GIVEN DATA:
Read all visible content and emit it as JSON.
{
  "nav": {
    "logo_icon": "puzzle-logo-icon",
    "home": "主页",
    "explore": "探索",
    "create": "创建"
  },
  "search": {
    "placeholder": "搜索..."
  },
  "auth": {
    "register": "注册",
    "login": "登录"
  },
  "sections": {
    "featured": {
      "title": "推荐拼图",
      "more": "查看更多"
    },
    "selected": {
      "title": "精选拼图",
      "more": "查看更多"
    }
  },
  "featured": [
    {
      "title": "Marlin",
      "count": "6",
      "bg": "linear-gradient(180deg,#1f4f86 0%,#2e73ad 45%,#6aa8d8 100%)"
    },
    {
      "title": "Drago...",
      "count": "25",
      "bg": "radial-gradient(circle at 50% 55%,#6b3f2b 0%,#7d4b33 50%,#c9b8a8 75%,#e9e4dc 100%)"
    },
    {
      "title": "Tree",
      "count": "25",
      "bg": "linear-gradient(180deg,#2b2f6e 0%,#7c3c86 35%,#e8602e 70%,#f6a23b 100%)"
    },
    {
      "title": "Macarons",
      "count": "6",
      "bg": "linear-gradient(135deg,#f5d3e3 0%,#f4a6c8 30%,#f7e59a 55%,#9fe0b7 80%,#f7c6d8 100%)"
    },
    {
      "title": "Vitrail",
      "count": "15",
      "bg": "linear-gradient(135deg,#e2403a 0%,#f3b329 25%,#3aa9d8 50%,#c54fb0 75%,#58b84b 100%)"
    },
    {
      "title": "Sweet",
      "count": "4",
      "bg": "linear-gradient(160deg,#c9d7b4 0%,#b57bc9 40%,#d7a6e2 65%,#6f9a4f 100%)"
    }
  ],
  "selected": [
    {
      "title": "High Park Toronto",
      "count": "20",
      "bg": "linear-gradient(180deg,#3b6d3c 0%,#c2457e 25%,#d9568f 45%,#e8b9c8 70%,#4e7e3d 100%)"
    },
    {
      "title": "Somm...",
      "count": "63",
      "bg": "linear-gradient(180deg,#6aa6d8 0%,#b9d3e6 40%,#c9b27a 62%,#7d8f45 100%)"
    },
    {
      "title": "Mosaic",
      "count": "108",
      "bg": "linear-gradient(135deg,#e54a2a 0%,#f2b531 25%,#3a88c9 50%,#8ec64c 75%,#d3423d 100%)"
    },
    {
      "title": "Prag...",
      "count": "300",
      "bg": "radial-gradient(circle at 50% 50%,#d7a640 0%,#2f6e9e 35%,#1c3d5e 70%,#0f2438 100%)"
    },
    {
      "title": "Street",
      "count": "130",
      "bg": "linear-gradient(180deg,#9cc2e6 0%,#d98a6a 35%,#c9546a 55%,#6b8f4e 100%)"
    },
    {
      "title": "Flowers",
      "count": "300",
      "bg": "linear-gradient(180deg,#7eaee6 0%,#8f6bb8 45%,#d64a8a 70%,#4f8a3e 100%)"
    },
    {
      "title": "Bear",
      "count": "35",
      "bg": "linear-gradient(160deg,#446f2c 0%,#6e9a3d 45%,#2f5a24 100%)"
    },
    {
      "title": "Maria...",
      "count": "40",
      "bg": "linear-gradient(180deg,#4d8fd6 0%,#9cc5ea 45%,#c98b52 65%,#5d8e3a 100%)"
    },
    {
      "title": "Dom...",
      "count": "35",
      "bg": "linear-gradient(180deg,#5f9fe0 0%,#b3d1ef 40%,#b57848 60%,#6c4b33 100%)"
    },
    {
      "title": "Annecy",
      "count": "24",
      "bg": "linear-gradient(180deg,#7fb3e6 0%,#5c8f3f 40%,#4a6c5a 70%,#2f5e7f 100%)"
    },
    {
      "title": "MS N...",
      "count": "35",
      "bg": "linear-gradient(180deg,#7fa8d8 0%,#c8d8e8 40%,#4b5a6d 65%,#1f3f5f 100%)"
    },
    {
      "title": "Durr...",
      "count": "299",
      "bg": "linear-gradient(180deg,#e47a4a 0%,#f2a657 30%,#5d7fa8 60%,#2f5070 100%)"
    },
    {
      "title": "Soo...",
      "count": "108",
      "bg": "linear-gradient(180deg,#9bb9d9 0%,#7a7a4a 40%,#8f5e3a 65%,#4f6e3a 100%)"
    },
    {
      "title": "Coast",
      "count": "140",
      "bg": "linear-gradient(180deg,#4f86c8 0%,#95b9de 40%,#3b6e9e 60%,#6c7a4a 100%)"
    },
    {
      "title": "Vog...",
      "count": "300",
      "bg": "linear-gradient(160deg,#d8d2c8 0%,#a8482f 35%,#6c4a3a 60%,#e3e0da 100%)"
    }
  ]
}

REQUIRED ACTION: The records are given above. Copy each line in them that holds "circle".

RESPONSE BOX:
      "bg": "radial-gradient(circle at 50% 55%,#6b3f2b 0%,#7d4b33 50%,#c9b8a8 75%,#e9e4dc 100%)"
      "bg": "radial-gradient(circle at 50% 50%,#d7a640 0%,#2f6e9e 35%,#1c3d5e 70%,#0f2438 100%)"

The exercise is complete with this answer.